As an island nation, boats are in our DNA. Even away from the coast, we are never too far from water, be it lakes, canals or rivers.
The Bronze age longboat the so called ‘Lurgan Canoe’, which measures 14m in length, on display in the National Museum, is carved from a single oak tree and was probably carved for ceremonial use.
Also in the museum is a group of gold objects from the Iron Age, the Broighter Hoard which includes a tiny gold boat (7cm), complete with oars and steering rudder. The hoard is likely to have been a votive deposit to the Celtic sea god Manannán mac Lir. These artefacts are a powerful indication of our affinity with boats and water, and a tangible link to our early seafaring ancestors. Boats and the sea are part of us and are a constant reminder not just of our vulnerability but our courage and resilience. The group exhibition currently running in Damer House Gallery entitled 'Bád' brings together six artists working in various media and all dealing with the theme of boats. Each of the pieces on display recall journeys of boats, their cargos and people, personal journeys and journeys of the heart and soul. Boats, ships and the ports they sail from have a particular meaning in Irish memory. They are strong reminders of our emigrant past in a similar way that airplanes and airports may remind us now of our emigrant present. Patricia Hurl’s Heart in Chest :fuair sí bás de chroí briste (she died of a broken heart), refers to her mother who died her father said, of a broken heart after her son left for Canada in 1954 and who did not return in his mother’s lifetime.
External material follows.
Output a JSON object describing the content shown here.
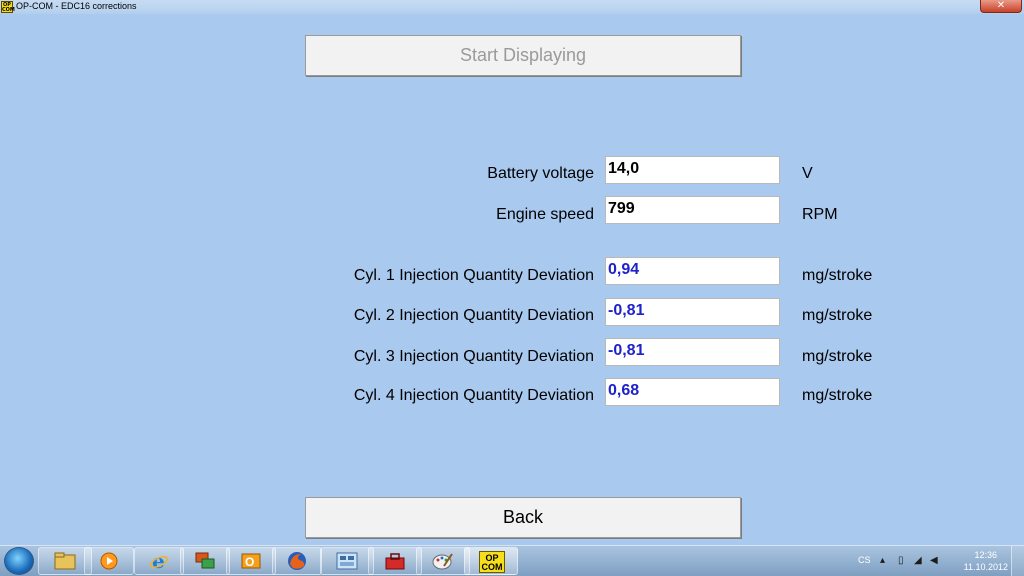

As Patricia says “this is surely the history of the world”. Patricia McKenna’s piece Cargo references the opening up of the world through boats, the exchange of objects, ideas, music, language and crops, it could also be a metaphor for the dangerous journeys of migration, which people are undertaking now. Where once our ancestors fled famine in so called ‘coffin ships’, now our navy vessels rescue migrants from a different kind of ‘coffin boat’. There are references too in this exhibition of personal journeys, journeys of the soul. Therry Rudin’s tiny boats, isolated as they are under glass domes may refer to the journey of the artist which is at once isolated (the process and creation) and open (the display).
FX Murphy wants to ‘create his own nation’ which he says requires an army but he notes on that on an Island, a navy would be better. His pieces are playful but also very serious in the intent.
'An Idea For A Fireworks Display' are paintings of war boats (the title is self-explanatory) and How goes it with the glorious gods? represents a votive to the sea gods, made with safety matches on driftwood. When you are in a boat your fate is in the lap of the gods and the materials used suggest this vulnerability.
Fragility and vulnerability is also something which both Bernadette Burns and Siún Hanrahan express in different ways in their exhibits. Burns who lives and works on Sherkin Island, uses the idea of a boat, a ladder, some cloud to express our human fragility. The boat is a metaphor for the human body, the vessel in which we travel through life, always searching for something higher. The ladder which invites us is ‘a fragile thing, constructed of dreams and of hope’ Hanrahan’s work is she says ‘in conversation with the work of Bernadette Burns in the first instance’ and unfolds as a conversation with the wider exhibition. The boat as metaphor is explored in this exhibition in a variety of ways but what comes across in all the works is that while the human spirit is a fragile thing, it can also be unassailable.
This exhibition, which was opened by Helen O ’Donoghue Senior Curator, Creative Engagement and Learning, IMMA, continues until September 28th, when Damer House Gallery will close for the Winter season.